🔥 Refrain from exporting directly in your .bash_rc, .profile or any other automatically sourced configuration files. Those file are not encrypted you it's a very similar situation as the hardcoded credentials. Forewarned is forearmed.

What you should do! (finally)

Here things will split a bit for AWS and Azure, but I'll try to keep them as consistent as possible. We'll mostly look at interactive ways so keep that in mind.

On Azure

Logging through the CLI

This is the default and most secure method for interactively working with Terraform. By running the az login command on the Azure CLI it will export the parameters needed to work into environment variables. The only problem you can incur is by having multiple tenants; in this case, you need to specify in the Terraform Azure provider the one you will use.

provider "azuread" {
  tenant_id = "00000000-0000-1111-1111-111111111111"

Using service principals

Service Principal authentication is usually more suitable for automated workflows like for CI/CD or running application scenarios. This type of authentication decouples the authentication process from any specific user login and allows for managed access control.

We can see them as the Azure counterpart of IAM Roles in AWS, and one trivial advantage would be that it can be shared between people without having to resort to groups or tie directly to an identity. In essence, by using a Service Principal, you avoid creating fake users in Azure AD to manage authentication when you need to access resources.


Assuming Roles

Assuming a role is the single most simple and secure way to interact with your cloud resources through Terraform. It comes easy as defining the assume_role parameter in the provider and filling out the role you want to assume, the name of the session (it will be handy if you need to trace calls through monitoring systems such as CloudTrail), and an optional external_id that serves as a secret.

provider "aws" {
  assume_role {
    role_arn     = "arn:aws:iam::ACCOUNT_ID:role/ROLE_NAME"
    session_name = "SESSION_NAME"
    external_id  = "EXTERNAL_ID"

Overall is a good method but it suffers the same problem as the hardcoded credentials in the sense that when you commit it into your repository anyone can put their hands on this and manage your account.

Shared Credentials file

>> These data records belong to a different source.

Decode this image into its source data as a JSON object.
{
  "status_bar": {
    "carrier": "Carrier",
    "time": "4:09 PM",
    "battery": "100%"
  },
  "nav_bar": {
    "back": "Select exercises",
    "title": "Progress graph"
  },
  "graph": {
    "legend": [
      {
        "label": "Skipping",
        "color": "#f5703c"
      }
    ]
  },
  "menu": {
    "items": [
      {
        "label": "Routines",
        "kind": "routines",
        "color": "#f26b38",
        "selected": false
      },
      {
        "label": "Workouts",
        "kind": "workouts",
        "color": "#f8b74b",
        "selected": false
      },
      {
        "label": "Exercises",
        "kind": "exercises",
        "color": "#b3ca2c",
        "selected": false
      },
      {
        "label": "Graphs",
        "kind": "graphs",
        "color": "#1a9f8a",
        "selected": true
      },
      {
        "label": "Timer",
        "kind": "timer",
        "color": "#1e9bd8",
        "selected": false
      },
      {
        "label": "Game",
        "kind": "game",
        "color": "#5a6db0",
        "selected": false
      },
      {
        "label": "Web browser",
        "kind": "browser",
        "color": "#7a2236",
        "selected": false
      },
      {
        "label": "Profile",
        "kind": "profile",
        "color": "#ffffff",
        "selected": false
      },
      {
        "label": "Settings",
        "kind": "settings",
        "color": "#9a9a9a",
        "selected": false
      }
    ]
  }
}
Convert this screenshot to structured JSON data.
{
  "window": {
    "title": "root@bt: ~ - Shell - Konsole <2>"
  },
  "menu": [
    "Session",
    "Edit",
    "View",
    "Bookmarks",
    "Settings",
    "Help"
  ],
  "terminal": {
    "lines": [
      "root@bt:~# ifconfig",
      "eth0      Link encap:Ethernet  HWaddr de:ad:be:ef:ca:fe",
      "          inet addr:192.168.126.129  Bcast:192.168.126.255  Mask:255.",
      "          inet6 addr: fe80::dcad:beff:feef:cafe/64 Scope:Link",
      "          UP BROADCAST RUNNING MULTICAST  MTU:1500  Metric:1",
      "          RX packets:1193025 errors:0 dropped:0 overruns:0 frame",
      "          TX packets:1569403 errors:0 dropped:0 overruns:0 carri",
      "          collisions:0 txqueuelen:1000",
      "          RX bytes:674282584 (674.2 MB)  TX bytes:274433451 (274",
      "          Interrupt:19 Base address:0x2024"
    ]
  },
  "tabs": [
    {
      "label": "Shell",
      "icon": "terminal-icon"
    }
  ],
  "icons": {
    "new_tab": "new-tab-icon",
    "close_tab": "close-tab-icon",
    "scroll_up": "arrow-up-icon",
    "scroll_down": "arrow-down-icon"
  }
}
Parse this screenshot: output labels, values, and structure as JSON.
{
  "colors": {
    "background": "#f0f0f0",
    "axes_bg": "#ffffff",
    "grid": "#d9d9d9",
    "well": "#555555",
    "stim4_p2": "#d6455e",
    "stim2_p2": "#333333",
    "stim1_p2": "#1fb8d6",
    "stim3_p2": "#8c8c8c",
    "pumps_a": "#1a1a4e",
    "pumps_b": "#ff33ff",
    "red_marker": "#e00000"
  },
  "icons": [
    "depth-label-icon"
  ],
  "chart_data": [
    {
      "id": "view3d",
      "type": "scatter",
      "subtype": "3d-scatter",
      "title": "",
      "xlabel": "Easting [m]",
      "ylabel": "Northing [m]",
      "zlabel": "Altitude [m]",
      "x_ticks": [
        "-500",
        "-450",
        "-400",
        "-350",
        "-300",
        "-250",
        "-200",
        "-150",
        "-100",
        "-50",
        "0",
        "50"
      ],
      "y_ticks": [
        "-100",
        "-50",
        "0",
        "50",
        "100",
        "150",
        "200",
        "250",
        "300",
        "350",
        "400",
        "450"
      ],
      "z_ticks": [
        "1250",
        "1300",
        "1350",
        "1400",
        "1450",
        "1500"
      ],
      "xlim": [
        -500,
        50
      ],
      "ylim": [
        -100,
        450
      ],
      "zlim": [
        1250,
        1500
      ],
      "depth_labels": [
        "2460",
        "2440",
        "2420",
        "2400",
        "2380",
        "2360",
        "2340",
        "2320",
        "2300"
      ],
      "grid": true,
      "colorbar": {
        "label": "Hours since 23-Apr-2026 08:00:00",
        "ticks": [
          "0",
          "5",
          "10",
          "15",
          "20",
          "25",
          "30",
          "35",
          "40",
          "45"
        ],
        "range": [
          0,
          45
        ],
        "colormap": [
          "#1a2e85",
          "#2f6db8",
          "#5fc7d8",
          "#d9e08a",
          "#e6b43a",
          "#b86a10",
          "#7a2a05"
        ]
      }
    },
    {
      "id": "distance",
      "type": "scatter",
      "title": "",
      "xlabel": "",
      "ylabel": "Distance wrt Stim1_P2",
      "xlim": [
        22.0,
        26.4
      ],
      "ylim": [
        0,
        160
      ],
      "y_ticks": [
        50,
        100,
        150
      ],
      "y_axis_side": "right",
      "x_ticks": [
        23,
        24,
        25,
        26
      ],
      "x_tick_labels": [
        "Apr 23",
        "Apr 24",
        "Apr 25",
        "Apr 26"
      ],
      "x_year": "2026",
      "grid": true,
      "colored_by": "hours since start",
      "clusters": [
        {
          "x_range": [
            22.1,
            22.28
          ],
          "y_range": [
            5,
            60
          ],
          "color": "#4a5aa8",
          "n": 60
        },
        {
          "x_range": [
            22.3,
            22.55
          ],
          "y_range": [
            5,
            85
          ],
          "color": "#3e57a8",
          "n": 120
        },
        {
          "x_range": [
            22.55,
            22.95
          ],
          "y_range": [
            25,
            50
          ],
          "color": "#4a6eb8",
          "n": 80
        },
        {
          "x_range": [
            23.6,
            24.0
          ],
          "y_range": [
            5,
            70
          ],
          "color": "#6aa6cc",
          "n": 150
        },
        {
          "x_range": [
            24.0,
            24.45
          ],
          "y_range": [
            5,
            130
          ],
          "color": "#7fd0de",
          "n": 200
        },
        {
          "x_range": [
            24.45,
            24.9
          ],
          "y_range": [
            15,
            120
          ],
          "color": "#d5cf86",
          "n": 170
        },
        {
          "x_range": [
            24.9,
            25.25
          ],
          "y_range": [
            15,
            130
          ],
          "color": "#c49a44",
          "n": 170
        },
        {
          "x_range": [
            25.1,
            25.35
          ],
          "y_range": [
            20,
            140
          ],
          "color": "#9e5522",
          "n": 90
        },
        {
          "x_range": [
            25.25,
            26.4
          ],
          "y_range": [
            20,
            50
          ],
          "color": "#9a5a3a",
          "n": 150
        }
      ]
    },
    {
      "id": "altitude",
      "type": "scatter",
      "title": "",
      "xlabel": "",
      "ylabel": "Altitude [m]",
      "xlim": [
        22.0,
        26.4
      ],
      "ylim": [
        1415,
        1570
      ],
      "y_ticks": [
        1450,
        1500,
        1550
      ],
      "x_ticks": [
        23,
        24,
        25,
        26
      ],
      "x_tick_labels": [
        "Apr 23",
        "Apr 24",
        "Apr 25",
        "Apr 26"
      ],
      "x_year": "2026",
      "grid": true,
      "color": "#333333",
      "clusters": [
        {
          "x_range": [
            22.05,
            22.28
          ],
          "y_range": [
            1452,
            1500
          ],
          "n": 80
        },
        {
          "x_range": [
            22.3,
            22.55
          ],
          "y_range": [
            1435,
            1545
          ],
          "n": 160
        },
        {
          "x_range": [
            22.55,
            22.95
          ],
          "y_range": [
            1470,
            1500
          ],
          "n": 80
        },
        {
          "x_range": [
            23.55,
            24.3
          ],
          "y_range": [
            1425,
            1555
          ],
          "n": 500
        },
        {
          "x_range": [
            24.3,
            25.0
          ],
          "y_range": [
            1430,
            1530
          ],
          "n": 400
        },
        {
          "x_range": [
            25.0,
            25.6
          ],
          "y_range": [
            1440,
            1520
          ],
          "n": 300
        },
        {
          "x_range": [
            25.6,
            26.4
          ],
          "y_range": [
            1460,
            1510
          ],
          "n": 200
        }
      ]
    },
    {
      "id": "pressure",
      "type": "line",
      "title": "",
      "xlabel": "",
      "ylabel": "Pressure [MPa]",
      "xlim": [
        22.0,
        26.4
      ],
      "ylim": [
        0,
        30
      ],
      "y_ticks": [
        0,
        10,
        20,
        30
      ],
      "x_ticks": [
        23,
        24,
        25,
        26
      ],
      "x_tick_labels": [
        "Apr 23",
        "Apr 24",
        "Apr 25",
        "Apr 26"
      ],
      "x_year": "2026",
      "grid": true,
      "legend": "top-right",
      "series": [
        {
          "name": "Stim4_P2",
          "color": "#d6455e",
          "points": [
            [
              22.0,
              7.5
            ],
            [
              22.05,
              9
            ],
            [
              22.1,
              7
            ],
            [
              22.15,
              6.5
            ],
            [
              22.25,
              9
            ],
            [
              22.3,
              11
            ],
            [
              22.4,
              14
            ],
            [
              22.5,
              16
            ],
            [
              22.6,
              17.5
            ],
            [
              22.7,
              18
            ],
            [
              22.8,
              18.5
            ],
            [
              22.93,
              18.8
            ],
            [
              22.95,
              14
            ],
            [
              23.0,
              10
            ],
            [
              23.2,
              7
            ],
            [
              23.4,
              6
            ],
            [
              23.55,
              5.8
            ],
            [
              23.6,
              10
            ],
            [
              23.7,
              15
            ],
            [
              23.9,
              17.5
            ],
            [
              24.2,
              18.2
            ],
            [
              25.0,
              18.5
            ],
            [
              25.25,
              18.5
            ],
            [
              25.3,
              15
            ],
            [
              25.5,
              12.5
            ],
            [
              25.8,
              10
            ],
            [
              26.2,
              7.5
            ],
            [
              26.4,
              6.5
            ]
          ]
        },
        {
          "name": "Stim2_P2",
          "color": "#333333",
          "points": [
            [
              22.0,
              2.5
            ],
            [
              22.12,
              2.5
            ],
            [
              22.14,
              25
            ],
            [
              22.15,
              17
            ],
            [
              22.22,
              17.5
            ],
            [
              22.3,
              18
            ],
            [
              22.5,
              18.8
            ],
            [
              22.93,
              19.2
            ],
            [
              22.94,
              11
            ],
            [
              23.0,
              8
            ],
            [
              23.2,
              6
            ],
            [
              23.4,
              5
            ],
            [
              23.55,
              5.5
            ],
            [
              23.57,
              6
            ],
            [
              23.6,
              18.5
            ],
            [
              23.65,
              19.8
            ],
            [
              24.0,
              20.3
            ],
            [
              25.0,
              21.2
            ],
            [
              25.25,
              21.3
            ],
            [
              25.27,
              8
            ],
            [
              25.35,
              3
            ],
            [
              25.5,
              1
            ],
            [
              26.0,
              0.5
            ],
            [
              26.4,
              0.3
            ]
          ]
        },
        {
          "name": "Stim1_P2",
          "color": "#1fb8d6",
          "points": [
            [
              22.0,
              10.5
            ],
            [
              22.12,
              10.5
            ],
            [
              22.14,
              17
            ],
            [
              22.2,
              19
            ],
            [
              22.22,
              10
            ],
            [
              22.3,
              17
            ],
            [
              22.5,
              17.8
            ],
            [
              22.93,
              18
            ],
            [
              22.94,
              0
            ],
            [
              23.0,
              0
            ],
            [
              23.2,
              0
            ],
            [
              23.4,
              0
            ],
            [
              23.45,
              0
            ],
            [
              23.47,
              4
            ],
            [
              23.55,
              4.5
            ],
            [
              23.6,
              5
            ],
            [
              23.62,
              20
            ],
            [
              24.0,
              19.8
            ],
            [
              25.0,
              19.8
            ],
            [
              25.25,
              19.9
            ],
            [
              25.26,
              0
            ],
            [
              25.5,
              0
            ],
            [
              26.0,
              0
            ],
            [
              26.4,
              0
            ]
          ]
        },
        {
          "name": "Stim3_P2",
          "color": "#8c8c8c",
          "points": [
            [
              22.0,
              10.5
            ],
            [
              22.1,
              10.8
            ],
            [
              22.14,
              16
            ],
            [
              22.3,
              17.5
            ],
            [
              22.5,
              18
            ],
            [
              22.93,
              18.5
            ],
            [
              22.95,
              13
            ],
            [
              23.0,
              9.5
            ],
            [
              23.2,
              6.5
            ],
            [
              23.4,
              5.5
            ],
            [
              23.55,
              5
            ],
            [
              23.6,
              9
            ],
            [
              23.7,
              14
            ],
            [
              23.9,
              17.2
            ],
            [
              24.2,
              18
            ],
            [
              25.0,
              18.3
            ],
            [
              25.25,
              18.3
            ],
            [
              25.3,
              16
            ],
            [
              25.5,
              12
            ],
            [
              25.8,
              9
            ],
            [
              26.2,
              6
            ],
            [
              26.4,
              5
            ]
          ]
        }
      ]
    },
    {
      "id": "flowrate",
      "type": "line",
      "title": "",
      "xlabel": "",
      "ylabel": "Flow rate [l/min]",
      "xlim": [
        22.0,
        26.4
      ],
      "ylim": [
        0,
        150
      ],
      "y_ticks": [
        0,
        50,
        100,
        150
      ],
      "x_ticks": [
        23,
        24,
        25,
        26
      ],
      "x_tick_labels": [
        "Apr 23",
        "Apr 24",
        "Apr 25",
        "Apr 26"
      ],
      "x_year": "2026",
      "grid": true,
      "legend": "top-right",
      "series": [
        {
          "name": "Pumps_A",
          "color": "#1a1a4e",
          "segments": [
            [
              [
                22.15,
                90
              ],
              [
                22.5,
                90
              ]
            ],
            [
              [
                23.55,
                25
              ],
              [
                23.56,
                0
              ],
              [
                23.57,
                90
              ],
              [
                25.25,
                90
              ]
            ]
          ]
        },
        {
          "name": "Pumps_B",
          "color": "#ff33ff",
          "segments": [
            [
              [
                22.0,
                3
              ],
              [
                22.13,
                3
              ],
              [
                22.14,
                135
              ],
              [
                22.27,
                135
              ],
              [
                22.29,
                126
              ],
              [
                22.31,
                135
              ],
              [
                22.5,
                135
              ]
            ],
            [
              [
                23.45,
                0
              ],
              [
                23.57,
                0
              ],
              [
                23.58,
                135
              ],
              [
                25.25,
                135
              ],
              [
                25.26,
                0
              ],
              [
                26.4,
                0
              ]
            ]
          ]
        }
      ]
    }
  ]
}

You can also make all those information external by telling terraform to look up a shared credential file. The default location is $HOME/.aws/credentials on Linux and macOS, or "%USERPROFILE%\.aws\credentials" on Windows. This way the only information you need to exchange with Terraform is the name of the named profile and the CLI will automatically perform the assume role for you.

provider "aws" {
  region                  = "us-west-1"
  shared_credentials_file = "/Users/tf_user/.aws/creds"
  profile                 = "customprofile"

This can be further enhanced by using multiple named profiles.

No MFA support, Leapp to the rescue!

Currently, Terraform doesn't support the mfa_serial while assuming roles according to this issue:

Leapp can work around this specific scenario by performing the assume role, prompting for the MFA token, and injecting into the credentials file the temporary credentials and tokens to let you use Terraform without further interaction. Nice, isn't it?


As we've seen there are a lot of ways to interact with Terraform for both AWS and Azure. When choosing our access methods we should always think about the security concerns and avoid at all costs manual interactions with the configurations file. For all of this, Leapp is the best tool to achieve both security and automation, abstracting away all underlying interactions and letting cloud developers focus on their tasks.

If you found this interesting, have any questions or you just want to drop a DM and connect you can find me on twitter or join our slack community. See you soon!